How to choose a garden fence.
Luckily, given that pretty much all of us have at least one, there are as many different types as fence as there are reasons for having one.
If you want wood then cedar is a great choice, but treated pine is cheaper and can be just as effective if well cared for – just check how it’s been treated. Fencing is often either dip-treated, where the wood is submerged in preservative, or pressure-treated where it is dipped in preservative but dried first.
Pressure-treated wood lasts longer but costs more, while dip-treated fences need periodic re-treating. Really it comes down to how much you want to spend.When you buy fencing, you can either have it custom made to specific dimensions or purchase ready-made panels in standard sizes.
You can put the fence up by yourself if you’re a competent (and confident) DIYer, but another pair of hands would be a big help.
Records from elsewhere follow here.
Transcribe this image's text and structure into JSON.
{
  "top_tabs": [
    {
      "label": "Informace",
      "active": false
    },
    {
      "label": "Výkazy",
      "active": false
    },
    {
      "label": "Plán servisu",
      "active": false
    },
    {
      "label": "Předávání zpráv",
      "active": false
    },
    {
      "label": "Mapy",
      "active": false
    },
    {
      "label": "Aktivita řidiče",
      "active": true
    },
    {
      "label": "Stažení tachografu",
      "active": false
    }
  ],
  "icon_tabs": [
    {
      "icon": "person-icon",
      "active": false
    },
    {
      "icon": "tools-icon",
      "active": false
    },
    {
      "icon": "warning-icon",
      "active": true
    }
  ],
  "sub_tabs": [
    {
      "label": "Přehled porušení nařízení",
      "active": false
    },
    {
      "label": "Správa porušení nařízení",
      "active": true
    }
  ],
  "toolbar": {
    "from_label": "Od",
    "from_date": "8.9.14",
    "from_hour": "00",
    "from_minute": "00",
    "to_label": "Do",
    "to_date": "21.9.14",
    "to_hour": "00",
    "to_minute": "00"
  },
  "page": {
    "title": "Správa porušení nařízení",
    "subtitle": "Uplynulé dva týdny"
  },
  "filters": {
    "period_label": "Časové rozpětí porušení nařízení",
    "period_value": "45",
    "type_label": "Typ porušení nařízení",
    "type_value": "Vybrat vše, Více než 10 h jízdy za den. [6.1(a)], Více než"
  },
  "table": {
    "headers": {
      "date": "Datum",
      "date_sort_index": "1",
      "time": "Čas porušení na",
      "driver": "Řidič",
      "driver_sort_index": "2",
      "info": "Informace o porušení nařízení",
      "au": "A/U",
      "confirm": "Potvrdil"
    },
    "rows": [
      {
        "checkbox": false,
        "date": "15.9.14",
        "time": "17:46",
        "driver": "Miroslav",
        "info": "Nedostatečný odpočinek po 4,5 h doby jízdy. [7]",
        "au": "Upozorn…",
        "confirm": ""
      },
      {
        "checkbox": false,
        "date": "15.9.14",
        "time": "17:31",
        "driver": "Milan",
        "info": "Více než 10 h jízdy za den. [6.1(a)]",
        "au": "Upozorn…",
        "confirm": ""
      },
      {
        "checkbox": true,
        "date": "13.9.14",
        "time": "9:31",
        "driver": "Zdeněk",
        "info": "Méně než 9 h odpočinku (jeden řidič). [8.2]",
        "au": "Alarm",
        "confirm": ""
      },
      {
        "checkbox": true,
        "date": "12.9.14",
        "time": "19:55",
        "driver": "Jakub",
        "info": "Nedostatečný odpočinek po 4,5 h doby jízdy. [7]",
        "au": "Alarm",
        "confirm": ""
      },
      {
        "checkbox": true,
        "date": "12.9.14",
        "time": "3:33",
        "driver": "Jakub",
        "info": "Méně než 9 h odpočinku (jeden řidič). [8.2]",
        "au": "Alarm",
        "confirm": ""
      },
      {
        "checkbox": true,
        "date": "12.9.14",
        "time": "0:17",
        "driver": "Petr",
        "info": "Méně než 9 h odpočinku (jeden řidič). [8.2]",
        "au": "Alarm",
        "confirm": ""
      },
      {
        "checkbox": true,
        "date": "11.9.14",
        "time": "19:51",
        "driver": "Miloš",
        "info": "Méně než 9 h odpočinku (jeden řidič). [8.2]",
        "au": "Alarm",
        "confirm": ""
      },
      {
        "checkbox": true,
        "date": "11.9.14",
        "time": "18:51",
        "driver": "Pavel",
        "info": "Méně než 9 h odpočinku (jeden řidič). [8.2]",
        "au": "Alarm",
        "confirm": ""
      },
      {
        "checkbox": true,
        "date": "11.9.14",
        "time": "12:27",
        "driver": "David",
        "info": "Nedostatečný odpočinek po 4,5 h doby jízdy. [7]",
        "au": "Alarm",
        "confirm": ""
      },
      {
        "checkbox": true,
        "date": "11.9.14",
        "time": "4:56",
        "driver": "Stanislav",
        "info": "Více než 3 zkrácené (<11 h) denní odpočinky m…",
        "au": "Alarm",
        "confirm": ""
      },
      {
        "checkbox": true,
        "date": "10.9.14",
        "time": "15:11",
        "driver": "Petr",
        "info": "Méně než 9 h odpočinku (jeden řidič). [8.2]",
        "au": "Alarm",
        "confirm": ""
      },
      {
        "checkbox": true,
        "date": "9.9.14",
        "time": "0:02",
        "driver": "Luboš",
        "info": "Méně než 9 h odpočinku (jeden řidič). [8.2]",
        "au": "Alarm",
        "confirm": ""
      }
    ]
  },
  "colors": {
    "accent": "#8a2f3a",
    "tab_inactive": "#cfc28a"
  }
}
You won’t need building regs approval or planning permission (though if your property is listed you will need consent) but your fence does need to be structurally sound.
- Decide whether you want to use post supports which are quicker and easier or set your posts in concrete which is stronger but more difficult.
- To get the spacing right, put up the posts and panels alternately as you go down the line.
- For stability, make sure that at least a quarter of the total height of the post – ideally, 60cm – is below ground.
- Use a spirit level as you go to check that your panels are level.
- Use pressure-treated gravel boards below the panels to prolong the fence’s life.
- Remember that fences need to step up or down if they’re on a slope.
- Leave holes for hedgehogs under solid fences so they can move freely.
- Protect the timber from weathering by using post caps.
If your panels are heavy, use 100mm posts for additional strength.To mark rear garden boundaries, solid timber fencing, such as feather edge or lap panel, is best. Feather edge is stronger and more weather resistant.
It can be bought as individual panels or feather boards can be bought separately and fitted into a frame which gives you an uninterrupted stretch of fence. Lap fencing usually comes as panels and is cheaper.
If you want to screen off different garden areas, then you can use fencing that is less robust. Traditional square or lattice trellising is a good choice because it doesn’t block out sunlight and you can grow climbing plants against it to create a living wall. An alternative is slatted screening.
Picket-style fencing provides a low barrier – great for sectioning off a vegetable patch or gently demarcating territory – and you could always grow a hedge behind the fence or allow climbers to grow between the rails.
For a more rustic look, woven fencing made from willow or hazel is ideal – it’s practical too as it can be woven in place to fit curves and its open structure makes it wind-resistant. For a higher fence, woven panels can be strong and will protect plants from strong wind without blocking the sunlight.
Modern-looking slatted screens are ideal for attaching garden lights to if you’re enjoying the twilight but during the day they create shade while allowing a little light through, and if you like the industrial look, you could opt for a hardwearing metal fence or even classic iron railings. Good for security, there are plenty to choose from, and you can paint them in lots of colours – just like you can with fence paints.
Basically, with a little fencing aforethought, you can find the fence that suits your needs and turn it into as much of a feature as a necessity.